Pioneers in check imaging, a technology that many bankers expected would revolutionize one of their core operating burdens, have had to rethink its economics.
When a few of the nation's largest banks first bought the systems that convert paper checks into more manageable computerized images, they anticipated dramatic cost reductions-particularly in the labor-intensive proof-of-deposit, or POD, area.
But in the half-decade since those pioneering installations, the savings in POD have been lower than expected. As a result, they are seeking out fee-generating opportunities that make use of stored check images.
"People started down this dark hallway called image POD, and they're only now finding that the payback just isn't there," said J.D. Carreker, president of Carreker Antinori Inc., a Dallas-based consulting company.
"The new, enlightened approach is to capture the image with the idea of using it for a whole string of things."
Banks' experience with check imaging sends a cautionary message about any use of experimental technologies. The economics of untested systems rarely play out exactly as expected, observers said, and early adopters should be as conservative as possible in predicting financial benefits.
Image POD got a warm welcome when vendors unveiled it around 1990. Check processing had seen few if any major breakthroughs in the 1970s and 1980s, and commercial banks in cost-cutting modes were open to any tools that might help them handle the ever-rising tide of checks more efficiently.
Image POD, championed primarily by Unisys Corp., appeared a "killer application" for check processing.
Though the systems cost millions of dollars, they promised to cut overall processing costs by 20% to 30%.
Such savings would come largely through staff reductions. Using character recognition software, POD systems automatically read numbers from check images, obviating the need for human operators to do the same.
Some POD improvements have played out favorably. For example, executives at Barnett Banks Inc., Comerica Inc., and Huntington Bancshares (which along with Signet Banking Corp. were the first to install Unisys' POD application) said they have met their expected "read rates" of around 50%, meaning data are automatically read from about half the checks they process.
But bankers and other observers said character recognition technology has not reduced labor costs as expected, because banks often overlooked new requirements introduced by imaging, such as the physical preparation of paper checks for scanning.
"I think we all underestimated the value of operations people in the proof department," said Doug Halvorsen, worldwide marketing manager for payment solutions at International Business Machines Corp. In traditional processing operations, "people sitting behind unit encoders would take off paper clips and staples and straighten the work," said Mr. Halvorsen. "This prep work ... still has to get done" in an imaging environment.
Mr. Halvorsen and several bankers said balancing functions also have proven less efficient than expected when imaging came along.
"POD continues to be a good application but probably not one you'd want to lead with," Mr. Halvorsen concluded.
The new wave involves trying to do more with images once they are captured.
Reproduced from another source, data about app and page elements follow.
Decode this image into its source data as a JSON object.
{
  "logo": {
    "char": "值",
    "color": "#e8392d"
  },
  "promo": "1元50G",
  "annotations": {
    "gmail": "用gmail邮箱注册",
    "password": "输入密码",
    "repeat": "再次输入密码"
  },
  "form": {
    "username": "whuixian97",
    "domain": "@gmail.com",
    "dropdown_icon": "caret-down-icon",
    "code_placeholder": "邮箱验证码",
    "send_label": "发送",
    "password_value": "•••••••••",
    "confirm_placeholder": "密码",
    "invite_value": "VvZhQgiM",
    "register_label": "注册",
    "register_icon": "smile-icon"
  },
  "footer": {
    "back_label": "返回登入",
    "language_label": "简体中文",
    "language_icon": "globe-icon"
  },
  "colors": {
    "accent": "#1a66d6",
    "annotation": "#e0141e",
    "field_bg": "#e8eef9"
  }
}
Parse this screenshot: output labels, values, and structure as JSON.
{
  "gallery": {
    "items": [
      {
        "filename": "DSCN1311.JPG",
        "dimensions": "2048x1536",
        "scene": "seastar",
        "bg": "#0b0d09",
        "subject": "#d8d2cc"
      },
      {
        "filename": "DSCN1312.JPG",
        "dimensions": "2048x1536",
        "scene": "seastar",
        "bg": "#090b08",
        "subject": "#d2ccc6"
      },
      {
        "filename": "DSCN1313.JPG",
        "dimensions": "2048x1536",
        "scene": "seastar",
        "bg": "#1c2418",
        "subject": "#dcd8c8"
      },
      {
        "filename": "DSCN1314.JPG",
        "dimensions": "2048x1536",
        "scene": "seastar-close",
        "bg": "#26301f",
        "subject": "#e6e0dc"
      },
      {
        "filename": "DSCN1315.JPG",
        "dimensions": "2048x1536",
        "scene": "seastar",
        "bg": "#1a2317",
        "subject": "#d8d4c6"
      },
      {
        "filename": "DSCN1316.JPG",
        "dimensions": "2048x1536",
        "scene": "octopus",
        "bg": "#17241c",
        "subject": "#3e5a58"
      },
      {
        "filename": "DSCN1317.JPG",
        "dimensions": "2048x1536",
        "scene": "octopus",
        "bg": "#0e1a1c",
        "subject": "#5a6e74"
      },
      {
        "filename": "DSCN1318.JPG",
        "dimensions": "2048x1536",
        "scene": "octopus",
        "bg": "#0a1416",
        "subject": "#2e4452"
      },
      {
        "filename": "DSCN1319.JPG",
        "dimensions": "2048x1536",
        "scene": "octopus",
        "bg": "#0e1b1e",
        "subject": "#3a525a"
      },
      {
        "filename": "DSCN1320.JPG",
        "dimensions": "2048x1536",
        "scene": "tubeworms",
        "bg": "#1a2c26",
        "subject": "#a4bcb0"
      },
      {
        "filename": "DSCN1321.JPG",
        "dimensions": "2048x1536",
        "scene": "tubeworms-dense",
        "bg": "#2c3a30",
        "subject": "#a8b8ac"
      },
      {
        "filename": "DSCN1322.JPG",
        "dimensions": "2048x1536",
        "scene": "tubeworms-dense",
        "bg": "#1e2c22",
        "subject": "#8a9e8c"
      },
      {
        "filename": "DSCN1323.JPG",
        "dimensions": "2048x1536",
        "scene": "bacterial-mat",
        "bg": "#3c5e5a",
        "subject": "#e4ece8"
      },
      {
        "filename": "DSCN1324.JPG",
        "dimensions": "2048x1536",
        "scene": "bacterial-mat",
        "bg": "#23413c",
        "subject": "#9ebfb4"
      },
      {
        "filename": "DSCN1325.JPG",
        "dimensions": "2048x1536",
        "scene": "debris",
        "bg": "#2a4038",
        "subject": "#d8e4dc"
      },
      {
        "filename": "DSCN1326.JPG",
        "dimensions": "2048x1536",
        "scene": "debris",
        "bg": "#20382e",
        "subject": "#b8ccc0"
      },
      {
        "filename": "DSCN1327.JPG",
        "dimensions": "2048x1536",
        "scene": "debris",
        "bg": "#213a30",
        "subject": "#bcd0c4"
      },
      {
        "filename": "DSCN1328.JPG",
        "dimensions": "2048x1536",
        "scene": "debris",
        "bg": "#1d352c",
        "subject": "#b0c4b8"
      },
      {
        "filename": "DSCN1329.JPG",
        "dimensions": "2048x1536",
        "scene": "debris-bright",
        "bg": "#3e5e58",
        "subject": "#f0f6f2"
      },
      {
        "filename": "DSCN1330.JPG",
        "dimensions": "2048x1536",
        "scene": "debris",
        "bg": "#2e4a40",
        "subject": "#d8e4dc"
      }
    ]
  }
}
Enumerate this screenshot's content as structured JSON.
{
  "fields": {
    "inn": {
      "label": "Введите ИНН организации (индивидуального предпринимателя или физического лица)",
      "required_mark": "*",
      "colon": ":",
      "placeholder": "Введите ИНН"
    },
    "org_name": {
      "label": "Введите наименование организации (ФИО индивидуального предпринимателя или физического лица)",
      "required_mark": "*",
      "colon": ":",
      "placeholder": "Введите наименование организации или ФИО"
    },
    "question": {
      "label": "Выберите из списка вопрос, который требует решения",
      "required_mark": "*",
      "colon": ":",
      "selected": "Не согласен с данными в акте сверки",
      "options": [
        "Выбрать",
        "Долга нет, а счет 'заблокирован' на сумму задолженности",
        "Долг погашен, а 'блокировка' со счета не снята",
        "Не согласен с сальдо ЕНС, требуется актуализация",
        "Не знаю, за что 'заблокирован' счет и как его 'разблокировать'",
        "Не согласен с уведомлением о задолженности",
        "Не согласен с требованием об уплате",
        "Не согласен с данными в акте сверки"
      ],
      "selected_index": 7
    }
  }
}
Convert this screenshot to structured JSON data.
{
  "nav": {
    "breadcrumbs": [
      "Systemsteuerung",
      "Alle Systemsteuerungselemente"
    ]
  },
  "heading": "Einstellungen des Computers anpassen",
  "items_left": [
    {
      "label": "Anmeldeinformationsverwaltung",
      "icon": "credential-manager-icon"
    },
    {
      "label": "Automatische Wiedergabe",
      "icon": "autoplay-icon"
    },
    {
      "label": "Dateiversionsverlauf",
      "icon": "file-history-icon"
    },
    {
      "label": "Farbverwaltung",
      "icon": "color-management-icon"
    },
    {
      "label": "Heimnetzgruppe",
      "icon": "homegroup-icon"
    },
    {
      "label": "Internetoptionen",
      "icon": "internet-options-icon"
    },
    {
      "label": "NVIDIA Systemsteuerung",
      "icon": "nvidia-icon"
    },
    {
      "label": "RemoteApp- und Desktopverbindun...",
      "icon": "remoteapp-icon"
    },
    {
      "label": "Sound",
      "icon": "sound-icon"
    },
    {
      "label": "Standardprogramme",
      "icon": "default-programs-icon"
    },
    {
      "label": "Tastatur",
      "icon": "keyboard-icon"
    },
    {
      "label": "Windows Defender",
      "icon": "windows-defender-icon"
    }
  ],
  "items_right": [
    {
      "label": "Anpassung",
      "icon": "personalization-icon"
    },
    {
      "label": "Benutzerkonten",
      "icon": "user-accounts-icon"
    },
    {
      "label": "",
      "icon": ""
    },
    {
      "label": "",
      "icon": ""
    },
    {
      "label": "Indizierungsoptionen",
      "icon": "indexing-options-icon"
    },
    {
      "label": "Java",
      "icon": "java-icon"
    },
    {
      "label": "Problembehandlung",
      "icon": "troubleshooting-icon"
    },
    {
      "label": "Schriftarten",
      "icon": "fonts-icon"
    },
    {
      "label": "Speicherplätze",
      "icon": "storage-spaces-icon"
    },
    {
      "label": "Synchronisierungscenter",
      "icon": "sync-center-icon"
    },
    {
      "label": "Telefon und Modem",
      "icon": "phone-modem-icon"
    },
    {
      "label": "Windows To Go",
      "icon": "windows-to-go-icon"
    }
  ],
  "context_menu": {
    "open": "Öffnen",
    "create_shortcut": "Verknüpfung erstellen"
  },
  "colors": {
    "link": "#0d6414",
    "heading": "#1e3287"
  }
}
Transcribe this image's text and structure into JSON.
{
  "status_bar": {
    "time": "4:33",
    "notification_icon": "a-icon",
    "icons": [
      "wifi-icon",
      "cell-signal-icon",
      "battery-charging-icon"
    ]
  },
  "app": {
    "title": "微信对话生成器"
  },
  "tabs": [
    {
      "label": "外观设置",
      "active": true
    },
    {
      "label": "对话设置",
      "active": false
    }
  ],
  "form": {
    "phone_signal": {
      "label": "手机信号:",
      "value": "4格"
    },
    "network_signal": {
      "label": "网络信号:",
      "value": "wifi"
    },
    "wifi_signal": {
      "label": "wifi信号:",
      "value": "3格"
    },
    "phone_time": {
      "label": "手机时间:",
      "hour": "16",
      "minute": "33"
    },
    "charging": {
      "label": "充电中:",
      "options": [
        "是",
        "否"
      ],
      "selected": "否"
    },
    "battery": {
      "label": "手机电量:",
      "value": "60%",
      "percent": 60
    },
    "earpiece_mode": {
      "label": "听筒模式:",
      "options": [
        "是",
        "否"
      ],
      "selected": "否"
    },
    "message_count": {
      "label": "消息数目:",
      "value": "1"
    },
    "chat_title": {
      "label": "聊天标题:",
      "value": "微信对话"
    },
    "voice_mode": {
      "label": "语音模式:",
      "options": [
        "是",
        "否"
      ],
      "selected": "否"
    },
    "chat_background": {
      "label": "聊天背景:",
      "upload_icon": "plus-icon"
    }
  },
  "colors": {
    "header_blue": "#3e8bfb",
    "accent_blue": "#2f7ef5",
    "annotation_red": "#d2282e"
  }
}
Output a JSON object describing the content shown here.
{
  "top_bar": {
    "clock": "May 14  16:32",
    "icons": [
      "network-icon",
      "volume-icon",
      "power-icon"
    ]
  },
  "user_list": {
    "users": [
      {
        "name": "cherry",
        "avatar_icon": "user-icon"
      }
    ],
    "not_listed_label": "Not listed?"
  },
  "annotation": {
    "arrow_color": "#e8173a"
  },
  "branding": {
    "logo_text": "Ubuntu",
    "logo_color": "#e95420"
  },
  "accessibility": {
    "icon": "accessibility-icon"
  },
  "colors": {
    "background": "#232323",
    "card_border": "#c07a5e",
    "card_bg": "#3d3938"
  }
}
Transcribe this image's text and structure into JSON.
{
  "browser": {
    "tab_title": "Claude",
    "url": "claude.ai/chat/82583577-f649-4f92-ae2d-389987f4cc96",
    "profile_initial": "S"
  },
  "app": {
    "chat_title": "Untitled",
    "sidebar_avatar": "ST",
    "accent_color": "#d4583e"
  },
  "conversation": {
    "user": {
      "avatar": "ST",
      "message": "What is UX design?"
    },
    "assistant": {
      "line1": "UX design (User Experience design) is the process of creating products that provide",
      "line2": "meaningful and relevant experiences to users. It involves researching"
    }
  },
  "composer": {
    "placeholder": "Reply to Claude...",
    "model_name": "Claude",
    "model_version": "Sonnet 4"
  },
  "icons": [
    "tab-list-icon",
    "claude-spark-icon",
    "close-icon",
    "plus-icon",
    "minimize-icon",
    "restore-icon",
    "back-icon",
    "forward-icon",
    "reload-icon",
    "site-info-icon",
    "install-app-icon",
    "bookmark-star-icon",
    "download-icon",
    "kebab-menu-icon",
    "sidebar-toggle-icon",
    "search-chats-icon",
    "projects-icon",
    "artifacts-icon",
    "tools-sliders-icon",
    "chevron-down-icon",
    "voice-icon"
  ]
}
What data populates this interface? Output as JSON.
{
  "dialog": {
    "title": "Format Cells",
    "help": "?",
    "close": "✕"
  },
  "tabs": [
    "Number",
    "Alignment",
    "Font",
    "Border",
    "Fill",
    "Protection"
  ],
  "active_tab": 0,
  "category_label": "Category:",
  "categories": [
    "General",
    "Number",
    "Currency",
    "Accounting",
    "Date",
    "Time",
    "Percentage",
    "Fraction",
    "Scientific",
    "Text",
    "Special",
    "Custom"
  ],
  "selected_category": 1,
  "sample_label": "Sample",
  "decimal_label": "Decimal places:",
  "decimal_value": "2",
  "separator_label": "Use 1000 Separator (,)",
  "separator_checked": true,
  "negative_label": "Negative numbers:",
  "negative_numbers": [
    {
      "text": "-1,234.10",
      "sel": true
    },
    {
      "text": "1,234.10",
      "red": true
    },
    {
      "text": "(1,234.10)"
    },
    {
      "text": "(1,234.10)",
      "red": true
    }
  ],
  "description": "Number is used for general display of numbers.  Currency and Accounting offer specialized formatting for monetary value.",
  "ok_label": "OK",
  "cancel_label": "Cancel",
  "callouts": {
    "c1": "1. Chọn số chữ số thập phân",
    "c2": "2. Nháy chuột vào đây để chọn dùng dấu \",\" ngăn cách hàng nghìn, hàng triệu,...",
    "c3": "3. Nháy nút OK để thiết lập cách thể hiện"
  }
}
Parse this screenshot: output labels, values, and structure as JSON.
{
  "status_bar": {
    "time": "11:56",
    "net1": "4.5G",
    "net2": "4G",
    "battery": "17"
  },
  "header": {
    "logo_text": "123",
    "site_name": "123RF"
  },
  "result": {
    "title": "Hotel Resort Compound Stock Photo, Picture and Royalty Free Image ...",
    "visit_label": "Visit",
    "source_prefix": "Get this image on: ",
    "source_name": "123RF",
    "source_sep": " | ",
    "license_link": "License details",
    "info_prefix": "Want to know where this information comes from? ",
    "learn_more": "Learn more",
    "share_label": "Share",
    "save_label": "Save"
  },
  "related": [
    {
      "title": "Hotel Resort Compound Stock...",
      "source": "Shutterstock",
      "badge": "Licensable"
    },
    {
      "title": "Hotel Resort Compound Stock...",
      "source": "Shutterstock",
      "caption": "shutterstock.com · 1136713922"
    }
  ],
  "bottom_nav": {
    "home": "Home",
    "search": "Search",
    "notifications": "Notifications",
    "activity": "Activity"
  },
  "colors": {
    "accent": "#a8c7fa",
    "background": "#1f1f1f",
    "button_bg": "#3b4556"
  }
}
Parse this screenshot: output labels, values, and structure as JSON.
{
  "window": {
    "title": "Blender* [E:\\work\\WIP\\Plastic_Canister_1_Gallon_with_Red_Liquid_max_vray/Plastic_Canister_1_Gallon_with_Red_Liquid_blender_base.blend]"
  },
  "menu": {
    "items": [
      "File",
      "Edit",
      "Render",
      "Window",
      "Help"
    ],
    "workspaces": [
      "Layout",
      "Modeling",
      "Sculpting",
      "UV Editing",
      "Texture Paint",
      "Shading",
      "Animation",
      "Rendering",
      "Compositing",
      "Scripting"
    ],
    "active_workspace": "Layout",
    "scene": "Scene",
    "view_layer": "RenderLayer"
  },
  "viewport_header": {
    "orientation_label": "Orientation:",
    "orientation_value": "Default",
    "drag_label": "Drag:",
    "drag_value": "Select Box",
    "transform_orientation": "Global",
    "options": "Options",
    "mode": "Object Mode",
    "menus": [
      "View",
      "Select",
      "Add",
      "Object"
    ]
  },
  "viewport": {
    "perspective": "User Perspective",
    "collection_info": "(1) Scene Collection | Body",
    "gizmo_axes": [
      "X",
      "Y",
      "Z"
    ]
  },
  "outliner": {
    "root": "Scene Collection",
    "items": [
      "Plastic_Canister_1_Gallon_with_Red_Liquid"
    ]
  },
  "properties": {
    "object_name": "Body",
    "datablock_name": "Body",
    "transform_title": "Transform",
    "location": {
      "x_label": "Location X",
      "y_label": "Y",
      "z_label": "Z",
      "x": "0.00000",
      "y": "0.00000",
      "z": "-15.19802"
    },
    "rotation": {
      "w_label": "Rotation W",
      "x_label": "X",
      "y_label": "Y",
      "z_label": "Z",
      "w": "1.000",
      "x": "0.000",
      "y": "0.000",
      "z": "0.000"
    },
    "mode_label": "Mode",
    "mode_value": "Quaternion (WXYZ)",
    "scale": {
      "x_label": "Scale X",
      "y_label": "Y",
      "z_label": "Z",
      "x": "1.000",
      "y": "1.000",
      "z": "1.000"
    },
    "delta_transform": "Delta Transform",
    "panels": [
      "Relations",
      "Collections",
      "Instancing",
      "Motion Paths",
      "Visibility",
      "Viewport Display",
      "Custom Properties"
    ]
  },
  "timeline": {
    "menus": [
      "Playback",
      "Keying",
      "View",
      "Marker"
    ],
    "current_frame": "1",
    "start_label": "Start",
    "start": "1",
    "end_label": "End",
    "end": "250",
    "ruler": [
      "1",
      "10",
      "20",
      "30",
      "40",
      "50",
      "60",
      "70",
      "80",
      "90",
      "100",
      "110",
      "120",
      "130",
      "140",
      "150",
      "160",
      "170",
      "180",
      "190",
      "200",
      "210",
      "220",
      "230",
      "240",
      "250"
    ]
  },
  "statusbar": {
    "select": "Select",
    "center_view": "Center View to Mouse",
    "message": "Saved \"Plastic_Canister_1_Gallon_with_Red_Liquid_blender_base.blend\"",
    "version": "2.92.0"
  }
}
Banks want to take advantage of the electronic portability of images to streamline "day two" functions, such as research, adjustments, returns, and reject-repair.
Instead of looking at these as individual events "and trying to optimize each on its own, banks are now trying to find commonality and connections, and that's where they are going to find benefit," said H. Douglas Ewbanks, executive vice president and managing director at Carreker-Antinori.
Rick Sellers, president of Huntington Bancshares' technology unit, added, "The only way that you can justify check image in a large bank is to look at the whole package-including POD with character recognition, archive, statements, and the export."
Mr. Sellers said Columbus, Ohio-based Huntington, like most of the other imaging pioneers, expected its investment could be justified by POD improvements alone, but "experience has made us wiser."
He said Huntington recently participated in a study of the check- operations costs at image-based banks versus those with traditional processing systems.
"We were more expensive than the best paper-based banks-but we were close," said Mr. Sellers.
He expects more significant financial benefits will emerge in coming months as Huntington constructs an archive system that will let the bank create fee-generating services. The archive should be completed at the end of next year.
Comerica Inc. executives agree with Mr. Sellers' emphasis on functions beyond proof of deposit.
Detroit-based Comerica processes 2.5 million items a day and is weeks away from putting its check image archive into full production.
The archive has enough capacity to house 35 days' worth of on-us checks. "This is designed to be a microfilm replacement," said Don McKenzie, first vice president of information services.
He said the potential financial benefits of the archive are split pretty evenly between cost savings and revenue generations. The bank immediately would become more efficient as it eliminates microfiche, which is both expensive and unwieldy to handle.
When images are stored in the archive, they can be easily shuttled from computer to computer. Bank customers could be charged fees for access to check images on-line, and statement printing could be customized more easily. Further, internal research functions can be done more quickly.
Mr. Halvorsen noted that many banks already are using images for fee- generating applications-particularly in wholesale areas. But many are rescanning checks several times for each application, which is wasteful. Image archives will right this situation.
"The revolution in imaging is happening in the archive," said Mr. Halvorsen. "That's the area to watch."